Ratner and Espinoza played a big part in the building of the Marsha Barbour Community Resource Center in DeLisle in Harrison County. “They took the bull by the horns and they raised the money and put the team together, the team on the ground,” Gov. Barbour said.

Dedication for the Center is Saturday. It will feature a swimming pool, computer lab, a medical room to treat minor medical issues, a basketball court and everything else a community center needs.

“The only way I can reconcile the images of Katrina is if something good came of it,” Espinoza said.

Ratner, in her role as the host of a liberal-leaning talk show, has known Barbour a while. She had a lot of good things to say about Marsha Barbour and her work immediately after the storm.

“This is an amazing story and it’s an amazing story of true leadership,” Ratner said.

Ratner and Espinoza are only two of the army of people who spent their own time and money to help South Mississippi get back on its feet. As big as the storm was, the helping hand we got was even bigger. That’s probably one of the most important things to remember as the fourth anniversary approaches.

So to Ratner, Espinoza and all the others: Thanks, ya’ll.

Governor, First Lady holding press conference

August 26th, 2009 No comments

Gov. Barbour and his wife Marsha will hold a press conference tomorrow afternoon to recognize some of the volunteers who have helped South Mississippi with the recovery from Hurricane Katrina and who have had a hand in the development of the Marsha Barbour Community Resource Center in Pass Christian. If you’ll remember, the First Lady was on the frontlines during and after the storm.¬†The details of the press conference will be posted as soon as it’s over.
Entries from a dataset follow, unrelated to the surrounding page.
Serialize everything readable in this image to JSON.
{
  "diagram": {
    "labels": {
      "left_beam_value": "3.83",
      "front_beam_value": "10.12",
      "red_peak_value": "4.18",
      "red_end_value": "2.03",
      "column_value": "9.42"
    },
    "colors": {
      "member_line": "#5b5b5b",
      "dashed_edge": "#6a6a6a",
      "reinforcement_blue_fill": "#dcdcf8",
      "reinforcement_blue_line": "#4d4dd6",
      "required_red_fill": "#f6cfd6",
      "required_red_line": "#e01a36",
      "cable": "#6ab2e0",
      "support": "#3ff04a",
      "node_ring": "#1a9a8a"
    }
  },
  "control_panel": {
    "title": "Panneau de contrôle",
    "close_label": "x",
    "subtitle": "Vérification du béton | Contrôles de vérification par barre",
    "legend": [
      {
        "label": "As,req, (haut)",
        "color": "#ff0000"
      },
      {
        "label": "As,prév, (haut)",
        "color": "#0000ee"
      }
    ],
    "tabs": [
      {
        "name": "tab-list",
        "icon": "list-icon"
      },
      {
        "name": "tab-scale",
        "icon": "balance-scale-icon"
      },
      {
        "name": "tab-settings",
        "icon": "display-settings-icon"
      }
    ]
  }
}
The four-year anniversary of Katrina is this Saturday. Hard to believe. Magnolia Marketplace is playing in a charity golf tournament in Gulfport that day, a day that should carry a lot of emotions for our fine folks on the Coast.

State Port at Gulfport

August 19th, 2009 No comments

Moving forward there hopefully will be a new post before this time every morning, but Magnolia Marketplace has just gotten Internet service back after losing it late yesterday afternoon. The final tally: One replaced ethernet cord and one very patient, helpful and probably frustrated IT guy at the corporate office in Minnesota. To some news …

My trip to Gulfport last month for the “ground-making” ceremony at the State Port was one of the neatest things I’ve done since I started here.

Several college buddies live on the Coast, and I’d passed both Port entrances probably 100 times, but the ceremony was the first time it had registered. What jumped out immediately were the hundreds of tractor trailers that had the Chiquita Banana logo on them.

Anyway, the Port is undergoing a rebuilding and expansion as part of the recovery from Hurricane Katrina. Word came yesterday afternoon that the Mississippi State Port Authority had awarded a contract to Pennsylvania-based Geospatial Holdings to map the Port’s underground pipeline utilities. Geospatial is part of a team that includes Mississippi Engineering Group, part of Jackson-based Waggoner Engineering, and Pickering Engineers, which is based in Memphis but has offices in Jackson, Pearl, Southaven and Biloxi. The group will eventually map above-ground and underground utilities before the heavy lifting of the 20-acre expansion can start.

By itself the underground mapping contract, according to a press release, is expected to be worth about $3 million over three years. The overall cost of the expansion is $22.5 million, paid for with federal money. Along with expanding it, the Port will eventually be elevated to 25 feet above sea level to minimize damage from future hurricanes. Gov. Haley Barbour’s decision to set aside $570 million in Community Development Block Grants to pay for the elevation has drawn a lawsuit from the NAACP and criticism from several Democrats in Congress who want that money used for low- and moderate-income housing. The lawsuit is ongoing.